Problem. Go through the entries below and copy each line that holds the word "group".

Segment Start: The data

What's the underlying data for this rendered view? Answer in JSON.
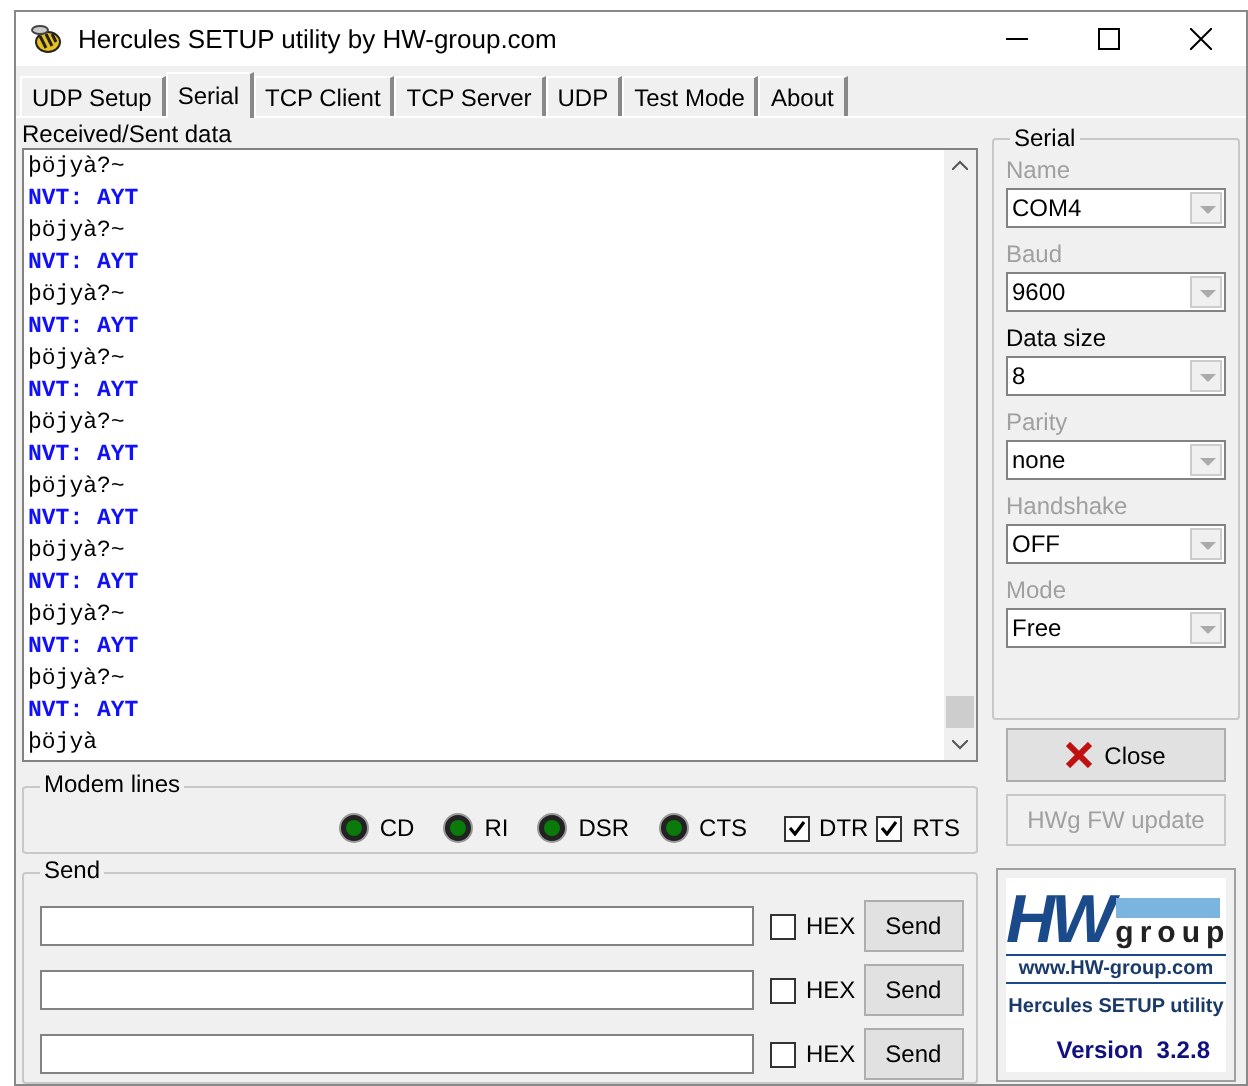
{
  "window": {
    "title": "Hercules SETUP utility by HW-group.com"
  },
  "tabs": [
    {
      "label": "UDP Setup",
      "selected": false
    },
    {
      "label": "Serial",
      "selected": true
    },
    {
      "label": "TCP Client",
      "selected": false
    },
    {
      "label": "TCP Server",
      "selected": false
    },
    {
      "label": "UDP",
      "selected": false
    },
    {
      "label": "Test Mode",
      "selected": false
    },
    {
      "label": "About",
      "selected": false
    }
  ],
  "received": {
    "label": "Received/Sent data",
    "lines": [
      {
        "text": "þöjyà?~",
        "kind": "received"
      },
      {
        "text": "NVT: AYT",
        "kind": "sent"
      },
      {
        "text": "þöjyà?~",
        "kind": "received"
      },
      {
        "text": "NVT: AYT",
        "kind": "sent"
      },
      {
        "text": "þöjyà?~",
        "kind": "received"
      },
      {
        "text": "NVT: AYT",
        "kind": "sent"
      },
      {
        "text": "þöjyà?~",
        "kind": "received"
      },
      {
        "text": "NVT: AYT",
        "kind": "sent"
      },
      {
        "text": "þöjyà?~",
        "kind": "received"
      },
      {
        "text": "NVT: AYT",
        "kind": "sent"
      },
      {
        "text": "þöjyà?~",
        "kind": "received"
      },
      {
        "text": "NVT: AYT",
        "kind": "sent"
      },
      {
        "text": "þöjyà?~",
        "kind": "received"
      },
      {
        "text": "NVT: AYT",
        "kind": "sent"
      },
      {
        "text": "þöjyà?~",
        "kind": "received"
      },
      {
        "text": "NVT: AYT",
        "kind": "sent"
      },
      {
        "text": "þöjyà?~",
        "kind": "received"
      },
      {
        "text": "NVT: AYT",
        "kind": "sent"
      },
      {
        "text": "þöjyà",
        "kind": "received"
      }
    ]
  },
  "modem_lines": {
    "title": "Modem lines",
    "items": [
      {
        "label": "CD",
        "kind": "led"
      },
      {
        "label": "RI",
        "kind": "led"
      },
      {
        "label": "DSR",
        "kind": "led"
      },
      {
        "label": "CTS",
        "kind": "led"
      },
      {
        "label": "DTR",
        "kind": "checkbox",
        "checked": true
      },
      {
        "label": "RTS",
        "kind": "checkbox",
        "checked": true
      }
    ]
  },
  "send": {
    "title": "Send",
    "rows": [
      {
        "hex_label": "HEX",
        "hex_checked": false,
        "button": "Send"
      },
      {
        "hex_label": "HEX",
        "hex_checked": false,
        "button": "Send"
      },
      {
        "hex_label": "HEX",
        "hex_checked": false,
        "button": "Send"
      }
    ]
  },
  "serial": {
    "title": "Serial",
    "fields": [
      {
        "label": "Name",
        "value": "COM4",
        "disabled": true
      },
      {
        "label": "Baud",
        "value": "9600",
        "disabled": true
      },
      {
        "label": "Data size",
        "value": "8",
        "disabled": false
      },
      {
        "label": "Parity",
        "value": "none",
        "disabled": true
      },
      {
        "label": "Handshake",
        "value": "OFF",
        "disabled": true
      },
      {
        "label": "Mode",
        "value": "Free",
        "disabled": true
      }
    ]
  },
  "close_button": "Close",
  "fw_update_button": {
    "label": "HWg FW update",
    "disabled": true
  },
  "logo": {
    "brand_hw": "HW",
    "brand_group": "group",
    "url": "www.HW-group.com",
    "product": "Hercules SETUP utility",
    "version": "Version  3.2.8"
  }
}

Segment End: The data

Answer box.
    "title": "Hercules SETUP utility by HW-group.com"
    "brand_group": "group",
    "url": "www.HW-group.com",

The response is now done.